> _Task to carry out_: Retype each line of the listing below, word for word.

* * * * * * * * *

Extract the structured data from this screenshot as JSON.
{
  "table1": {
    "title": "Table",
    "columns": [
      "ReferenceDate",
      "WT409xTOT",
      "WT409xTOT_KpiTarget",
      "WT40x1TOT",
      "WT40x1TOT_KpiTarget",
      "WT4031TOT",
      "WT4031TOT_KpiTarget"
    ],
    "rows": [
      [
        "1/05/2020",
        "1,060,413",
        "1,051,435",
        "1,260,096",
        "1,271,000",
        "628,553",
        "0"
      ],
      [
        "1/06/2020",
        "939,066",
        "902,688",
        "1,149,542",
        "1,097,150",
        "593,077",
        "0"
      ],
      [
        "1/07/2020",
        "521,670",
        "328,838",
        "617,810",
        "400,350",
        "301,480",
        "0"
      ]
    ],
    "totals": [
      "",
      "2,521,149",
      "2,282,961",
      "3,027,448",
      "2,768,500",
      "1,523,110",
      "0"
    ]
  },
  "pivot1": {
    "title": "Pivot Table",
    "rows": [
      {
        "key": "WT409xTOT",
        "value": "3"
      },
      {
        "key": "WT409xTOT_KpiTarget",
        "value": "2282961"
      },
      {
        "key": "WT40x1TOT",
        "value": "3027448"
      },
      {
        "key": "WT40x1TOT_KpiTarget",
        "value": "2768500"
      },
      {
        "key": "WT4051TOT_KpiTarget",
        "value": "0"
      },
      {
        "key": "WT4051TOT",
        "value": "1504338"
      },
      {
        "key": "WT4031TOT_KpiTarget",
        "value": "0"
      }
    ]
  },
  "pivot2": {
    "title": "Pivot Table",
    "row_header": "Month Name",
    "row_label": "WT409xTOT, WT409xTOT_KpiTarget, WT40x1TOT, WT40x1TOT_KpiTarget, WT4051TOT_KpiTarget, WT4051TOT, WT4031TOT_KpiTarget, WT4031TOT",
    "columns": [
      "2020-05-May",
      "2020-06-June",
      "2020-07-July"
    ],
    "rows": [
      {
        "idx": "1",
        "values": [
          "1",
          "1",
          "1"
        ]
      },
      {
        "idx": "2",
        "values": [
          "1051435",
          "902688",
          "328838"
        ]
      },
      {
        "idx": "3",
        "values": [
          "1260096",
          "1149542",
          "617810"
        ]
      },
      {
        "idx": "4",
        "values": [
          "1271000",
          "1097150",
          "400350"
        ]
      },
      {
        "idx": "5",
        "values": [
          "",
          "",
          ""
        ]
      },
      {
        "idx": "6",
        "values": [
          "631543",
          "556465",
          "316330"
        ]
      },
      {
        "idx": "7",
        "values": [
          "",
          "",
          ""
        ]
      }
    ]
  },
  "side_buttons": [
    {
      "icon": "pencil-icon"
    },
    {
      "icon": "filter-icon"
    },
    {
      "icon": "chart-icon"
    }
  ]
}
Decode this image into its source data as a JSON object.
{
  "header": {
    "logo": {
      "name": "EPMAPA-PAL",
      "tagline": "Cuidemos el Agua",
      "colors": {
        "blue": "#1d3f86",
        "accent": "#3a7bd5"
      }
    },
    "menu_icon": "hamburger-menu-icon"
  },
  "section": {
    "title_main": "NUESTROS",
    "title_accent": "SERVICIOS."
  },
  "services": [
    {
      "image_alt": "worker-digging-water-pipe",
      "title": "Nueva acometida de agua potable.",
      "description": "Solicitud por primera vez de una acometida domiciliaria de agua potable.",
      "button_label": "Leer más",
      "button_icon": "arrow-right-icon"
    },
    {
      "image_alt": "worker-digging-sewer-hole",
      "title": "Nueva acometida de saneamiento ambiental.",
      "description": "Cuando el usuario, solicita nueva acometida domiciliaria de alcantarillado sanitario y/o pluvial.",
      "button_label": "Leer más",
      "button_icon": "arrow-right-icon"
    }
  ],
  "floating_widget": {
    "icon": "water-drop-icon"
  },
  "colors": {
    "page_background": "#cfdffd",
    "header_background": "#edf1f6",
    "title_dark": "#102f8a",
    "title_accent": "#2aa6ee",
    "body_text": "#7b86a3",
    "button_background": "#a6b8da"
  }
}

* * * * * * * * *

> _Solution_:
Extract the structured data from this screenshot as JSON.
{
  "table1": {
    "title": "Table",
    "columns": [
      "ReferenceDate",
      "WT409xTOT",
      "WT409xTOT_KpiTarget",
      "WT40x1TOT",
      "WT40x1TOT_KpiTarget",
      "WT4031TOT",
      "WT4031TOT_KpiTarget"
    ],
    "rows": [
      [
        "1/05/2020",
        "1,060,413",
        "1,051,435",
        "1,260,096",
        "1,271,000",
        "628,553",
        "0"
      ],
      [
        "1/06/2020",
        "939,066",
        "902,688",
        "1,149,542",
        "1,097,150",
        "593,077",
        "0"
      ],
      [
        "1/07/2020",
        "521,670",
        "328,838",
        "617,810",
        "400,350",
        "301,480",
        "0"
      ]
    ],
    "totals": [
      "",
      "2,521,149",
      "2,282,961",
      "3,027,448",
      "2,768,500",
      "1,523,110",
      "0"
    ]
  },
  "pivot1": {
    "title": "Pivot Table",
    "rows": [
      {
        "key": "WT409xTOT",
        "value": "3"
      },
      {
        "key": "WT409xTOT_KpiTarget",
        "value": "2282961"
      },
      {
        "key": "WT40x1TOT",
        "value": "3027448"
      },
      {
        "key": "WT40x1TOT_KpiTarget",
        "value": "2768500"
      },
      {
        "key": "WT4051TOT_KpiTarget",
        "value": "0"
      },
      {
        "key": "WT4051TOT",
        "value": "1504338"
      },
      {
        "key": "WT4031TOT_KpiTarget",
        "value": "0"
      }
    ]
  },
  "pivot2": {
    "title": "Pivot Table",
    "row_header": "Month Name",
    "row_label": "WT409xTOT, WT409xTOT_KpiTarget, WT40x1TOT, WT40x1TOT_KpiTarget, WT4051TOT_KpiTarget, WT4051TOT, WT4031TOT_KpiTarget, WT4031TOT",
    "columns": [
      "2020-05-May",
      "2020-06-June",
      "2020-07-July"
    ],
    "rows": [
      {
        "idx": "1",
        "values": [
          "1",
          "1",
          "1"
        ]
      },
      {
        "idx": "2",
        "values": [
          "1051435",
          "902688",
          "328838"
        ]
      },
      {
        "idx": "3",
        "values": [
          "1260096",
          "1149542",
          "617810"
        ]
      },
      {
        "idx": "4",
        "values": [
          "1271000",
          "1097150",
          "400350"
        ]
      },
      {
        "idx": "5",
        "values": [
          "",
          "",
          ""
        ]
      },
      {
        "idx": "6",
        "values": [
          "631543",
          "556465",
          "316330"
        ]
      },
      {
        "idx": "7",
        "values": [
          "",
          "",
          ""
        ]
      }
    ]
  },
  "side_buttons": [
    {
      "icon": "pencil-icon"
    },
    {
      "icon": "filter-icon"
    },
    {
      "icon": "chart-icon"
    }
  ]
}
Decode this image into its source data as a JSON object.
{
  "header": {
    "logo": {
      "name": "EPMAPA-PAL",
      "tagline": "Cuidemos el Agua",
      "colors": {
        "blue": "#1d3f86",
        "accent": "#3a7bd5"
      }
    },
    "menu_icon": "hamburger-menu-icon"
  },
  "section": {
    "title_main": "NUESTROS",
    "title_accent": "SERVICIOS."
  },
  "services": [
    {
      "image_alt": "worker-digging-water-pipe",
      "title": "Nueva acometida de agua potable.",
      "description": "Solicitud por primera vez de una acometida domiciliaria de agua potable.",
      "button_label": "Leer más",
      "button_icon": "arrow-right-icon"
    },
    {
      "image_alt": "worker-digging-sewer-hole",
      "title": "Nueva acometida de saneamiento ambiental.",
      "description": "Cuando el usuario, solicita nueva acometida domiciliaria de alcantarillado sanitario y/o pluvial.",
      "button_label": "Leer más",
      "button_icon": "arrow-right-icon"
    }
  ],
  "floating_widget": {
    "icon": "water-drop-icon"
  },
  "colors": {
    "page_background": "#cfdffd",
    "header_background": "#edf1f6",
    "title_dark": "#102f8a",
    "title_accent": "#2aa6ee",
    "body_text": "#7b86a3",
    "button_background": "#a6b8da"
  }
}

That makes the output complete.